"It was a destructive power in the civil society of many Arab countries, we saw a lot of sectarianism and divisions in the political arena but there is an end of the embracing of political Islam movements.”
Political Islam came to fill a vacuum in the region, caused by failed secular ideologies which dominated a large part of the Arab world, including pan-Arabism and socialism. “It was used to fight communism in the region and the Soviets in Afghanistan,” said Dr Ebtisam Al Ketbi, president of the Emirates Policy Centre, an Abu Dhabi-based think tank which organised the event.
“Policies have been limited to uprooting the phenomenon so far but we must look into the future of political Islam through more effective ways and discussing the roles of countries like Qatar and Iran in feeding it.”

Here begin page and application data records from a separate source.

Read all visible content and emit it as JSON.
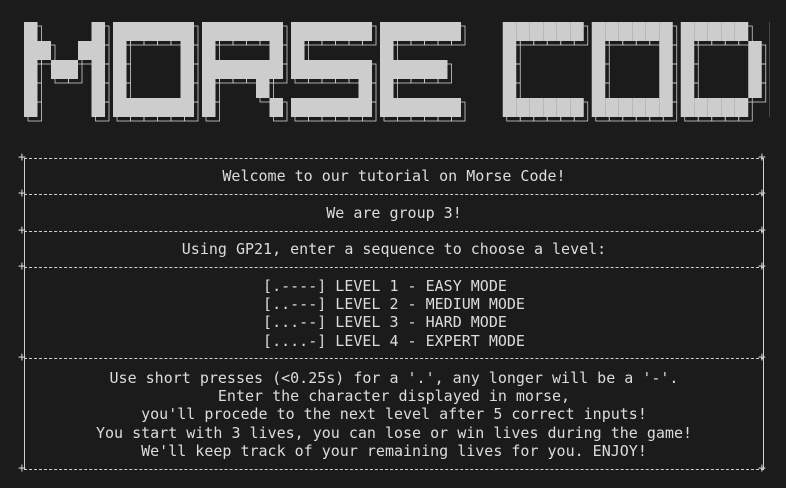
{
  "window": {
    "banner_title": "MORSE CODE"
  },
  "sections": {
    "welcome": "Welcome to our tutorial on Morse Code!",
    "group": "We are group 3!",
    "instruction": "Using GP21, enter a sequence to choose a level:",
    "levels": [
      "[.----] LEVEL 1 - EASY MODE  ",
      "[..---] LEVEL 2 - MEDIUM MODE",
      "[...--] LEVEL 3 - HARD MODE  ",
      "[....-] LEVEL 4 - EXPERT MODE"
    ],
    "rules": [
      "Use short presses (<0.25s) for a '.', any longer will be a '-'.",
      "Enter the character displayed in morse,",
      "you'll procede to the next level after 5 correct inputs!",
      "You start with 3 lives, you can lose or win lives during the game!",
      "We'll keep track of your remaining lives for you. ENJOY!"
    ]
  },
  "colors": {
    "background": "#1b1b1b",
    "text": "#dcdcdc",
    "banner_fill": "#cdcdcd"
  }
}
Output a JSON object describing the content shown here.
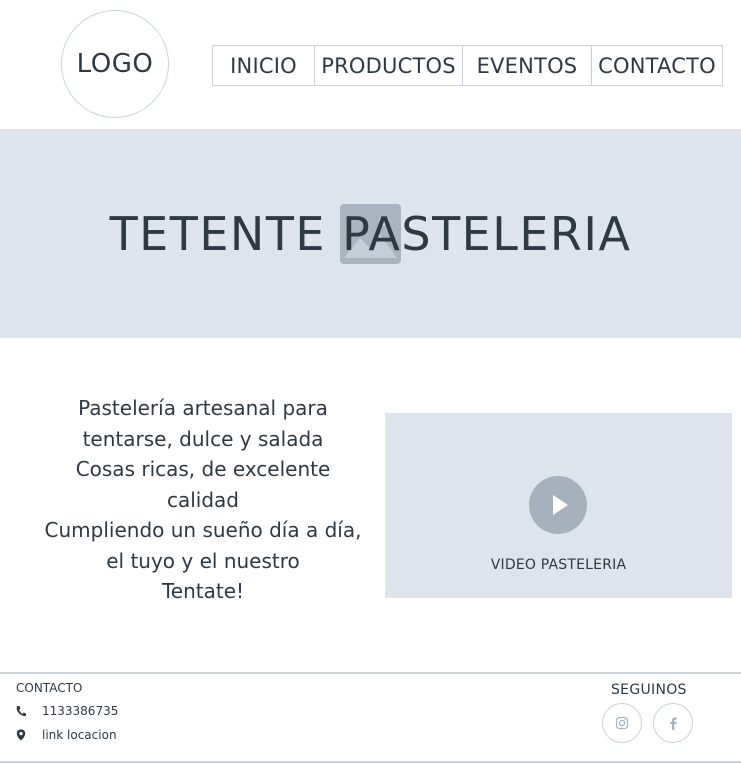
{
  "header": {
    "logo_text": "LOGO",
    "nav": [
      {
        "label": "INICIO"
      },
      {
        "label": "PRODUCTOS"
      },
      {
        "label": "EVENTOS"
      },
      {
        "label": "CONTACTO"
      }
    ]
  },
  "hero": {
    "title": "TETENTE PASTELERIA",
    "image_icon": "image-placeholder-icon"
  },
  "description": {
    "lines": [
      "Pastelería artesanal para",
      "tentarse, dulce y salada",
      "Cosas ricas, de excelente",
      "calidad",
      "Cumpliendo un sueño día a día,",
      "el tuyo y el nuestro",
      "Tentate!"
    ]
  },
  "video": {
    "label": "VIDEO PASTELERIA",
    "icon": "play-icon"
  },
  "footer": {
    "contact_title": "CONTACTO",
    "phone": "1133386735",
    "location_link": "link locacion",
    "follow_title": "SEGUINOS",
    "social": [
      "instagram-icon",
      "facebook-icon"
    ]
  },
  "colors": {
    "text": "#2e3943",
    "border": "#c9d3dd",
    "panel": "#dde4eb",
    "icon_fill": "#a5b1bd"
  }
}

Islam is the only religion in the world which includes a military dimension such as jihad and martyrdom. “So they have awoken this giant and we are suffering from this issue,” said Dr Mustafa Alani, senior adviser and director of security and terrorism at the Gulf Research Centre.
“We cannot defeat it completely in the future – it can only be fought by moderate Islam, not by secular thinking. But without dealing with this phenomenon, we won’t get rid of extremism.”

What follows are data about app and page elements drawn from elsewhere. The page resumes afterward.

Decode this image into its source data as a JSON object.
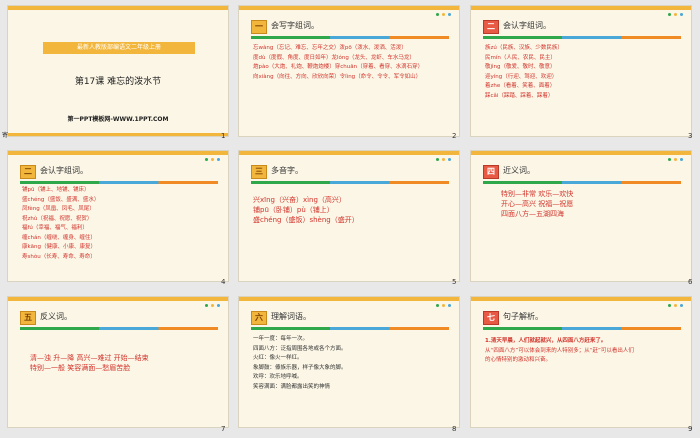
{
  "colors": {
    "accent": "#f2b63c",
    "red_text": "#d2342c",
    "badge_red": "#e85a44"
  },
  "slides": [
    {
      "num": "1",
      "side_label": "寄",
      "banner": "最新人教版部编语文二年级上册",
      "title": "第17课  难忘的泼水节",
      "subtitle": "第一PPT模板网-WWW.1PPT.COM"
    },
    {
      "num": "2",
      "badge": "一",
      "heading": "会写字组词。",
      "lines": [
        "忘wàng（忘记、难忘、忘年之交）泼pō（泼水、泼洒、活泼）",
        "度dù（度假、角度、度日如年）龙lóng（龙头、龙虾、车水马龙）",
        "炮pào（大炮、礼炮、鞭炮炮楼）穿chuān（穿着、看穿、水滴石穿）",
        "向xiàng（向往、方向、欣欣向荣）令lìng（命令、令令、军令如山）"
      ]
    },
    {
      "num": "3",
      "badge": "二",
      "heading": "会认字组词。",
      "lines": [
        "族zú（民族、汉族、少数民族）",
        "民mín（人民、农民、民主）",
        "敬jìng（敬爱、敬时、敬意）",
        "迎yíng（行迎、驾迎、欢迎）",
        "着zhe（看着、笑着、面着）",
        "踩cǎi（踩踏、踩着、踩着）"
      ]
    },
    {
      "num": "4",
      "badge": "二",
      "heading": "会认字组词。",
      "lines": [
        "铺pū（铺上、地铺、铺床）",
        "盛chéng（盛饭、盛满、盛水）",
        "凤fèng（凤凰、凤毛、凤尾）",
        "祝zhù（祝福、祝愿、祝贺）",
        "福fú（幸福、福气、福利）",
        "缠chán（缠绕、缠身、缠住）",
        "康kāng（健康、小康、康复）",
        "寿shòu（长寿、寿命、寿命）"
      ]
    },
    {
      "num": "5",
      "badge": "三",
      "heading": "多音字。",
      "lines": [
        "兴xīng（兴奋）xìng（高兴）",
        "铺pū（卧铺）pù（铺上）",
        "盛chéng（盛饭）shèng（盛开）"
      ]
    },
    {
      "num": "6",
      "badge": "四",
      "heading": "近义词。",
      "lines": [
        "特别—非常  欢乐—欢快",
        "开心—高兴  祝福—祝愿",
        "四面八方—五湖四海"
      ]
    },
    {
      "num": "7",
      "badge": "五",
      "heading": "反义词。",
      "lines": [
        "清—浊  升—降  高兴—难过  开始—结束",
        "特别—一般  笑容满面—愁眉苦脸"
      ]
    },
    {
      "num": "8",
      "badge": "六",
      "heading": "理解词语。",
      "lines": [
        "一年一度：每年一次。",
        "四面八方：泛指周围各地或各个方面。",
        "火红：像火一样红。",
        "象脚鼓：傣族乐器，样子像大象的脚。",
        "欢呼：欢乐地呼喊。",
        "笑容满面：满脸都露出笑的神情"
      ]
    },
    {
      "num": "9",
      "badge": "七",
      "heading": "句子解析。",
      "lines": [
        "1.清天早晨，人们就起就兴，从四面八方赶来了。",
        "",
        "从“四面八方”可以体会到来的人特别多；从“赶”可以看出人们",
        "的心情特别的激动和兴奋。"
      ]
    }
  ]
}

Studies have shown that Europe has been the main fuel for Daesh, from countries such as the United Kingdom and Germany. “It’s strange,” Dr Abah said. “[Some] are of Islamic origin but a third of these terrorists are not Muslim – they are of European origin.”
They called on keeping religion separate from politics to ensure stability in countries such as Syria, Yemen and Libya. “I hope we can keep Islam away from politics because Western countries developed after dividing religion from the state,” Dr Alani said. “The reality on the ground is completely different [here].

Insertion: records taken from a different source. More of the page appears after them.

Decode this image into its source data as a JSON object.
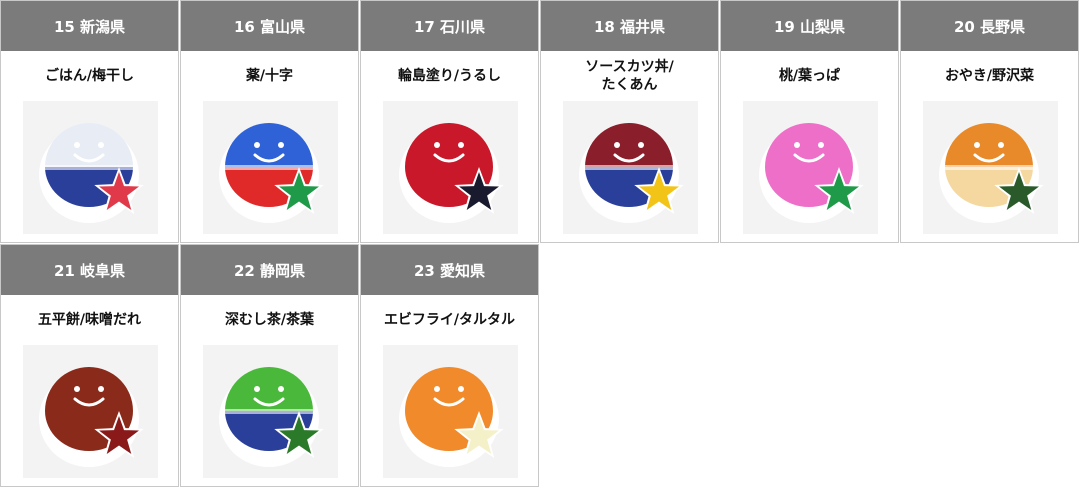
{
  "cards": [
    {
      "region": "15 新潟県",
      "food": "ごはん/梅干し",
      "body_color": "#e8ecf4",
      "bottom_color": "#2a3f9a",
      "star_color": "#e03a4a",
      "icon": "rice-bowl-sticker-icon"
    },
    {
      "region": "16 富山県",
      "food": "薬/十字",
      "body_color": "#2e62d6",
      "bottom_color": "#e02a2a",
      "star_color": "#1e9a48",
      "icon": "medicine-capsule-sticker-icon"
    },
    {
      "region": "17 石川県",
      "food": "輪島塗り/うるし",
      "body_color": "#c8182a",
      "bottom_color": "#c8182a",
      "star_color": "#1a1a2e",
      "icon": "lacquerware-sticker-icon"
    },
    {
      "region": "18 福井県",
      "food": "ソースカツ丼/\nたくあん",
      "body_color": "#8a1e2a",
      "bottom_color": "#2a3f9a",
      "star_color": "#f2c418",
      "icon": "sauce-katsudon-sticker-icon"
    },
    {
      "region": "19 山梨県",
      "food": "桃/葉っぱ",
      "body_color": "#ee6fc8",
      "bottom_color": "#ee6fc8",
      "star_color": "#1e9a48",
      "icon": "peach-sticker-icon"
    },
    {
      "region": "20 長野県",
      "food": "おやき/野沢菜",
      "body_color": "#e88a2a",
      "bottom_color": "#f4d8a0",
      "star_color": "#2a5a2a",
      "icon": "oyaki-sticker-icon"
    },
    {
      "region": "21 岐阜県",
      "food": "五平餅/味噌だれ",
      "body_color": "#8a2a1a",
      "bottom_color": "#8a2a1a",
      "star_color": "#8a1a1a",
      "icon": "gohei-mochi-sticker-icon"
    },
    {
      "region": "22 静岡県",
      "food": "深むし茶/茶葉",
      "body_color": "#4ab83a",
      "bottom_color": "#2a3f9a",
      "star_color": "#2a7a2a",
      "icon": "green-tea-cup-sticker-icon"
    },
    {
      "region": "23 愛知県",
      "food": "エビフライ/タルタル",
      "body_color": "#f08a2a",
      "bottom_color": "#f08a2a",
      "star_color": "#f4f0c8",
      "icon": "fried-shrimp-sticker-icon"
    }
  ]
}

"Daesh was a product that came out of a lack of justice so they are a product of political situations.”
Al Qaeda was established after the Soviet invasion of Afghanistan and Daesh was born after the US invasion of Iraq.
“Militias supporting these terrorist groups are another issue,” he added. “From Hezbollah in Lebanon to the Houthis in Yemen, the environment has to change. We cannot destroy these terrorist groups without destroying the militias that are backed by Iran.”
They were said to exploit Islam to reach power.
It is being manipulated,” said Dr Ridwan Al Sayyid, visiting professor of Islamic studies at The American University of Beirut.
“If you want Islam to be a unifying factor, let us not involve it in politics because then it will be harmful to the religion. Iranians are sabotaging surrounding countries in the name of religion and I don’t think there is a future for it.”
He said using religion in politics has created divisions in Islam. “Muslims have learned very tough lessons over the past 40 years when we used religion,” he said. “It turns us into divided societies and it is a way to mislead us. The Quran was used selectively to disseminate violence around the world so now we need to find out how to regain peacefulness to Islam.”
Dr Abah called on the need to reconfigure the political structure of certain Arab countries. “We are now in a crisis,” he said. “Political Islam is an intricate part of the problem because it exploits a political system, integrates it in a society and so it becomes a problem for the country. We need to rethink political structures.”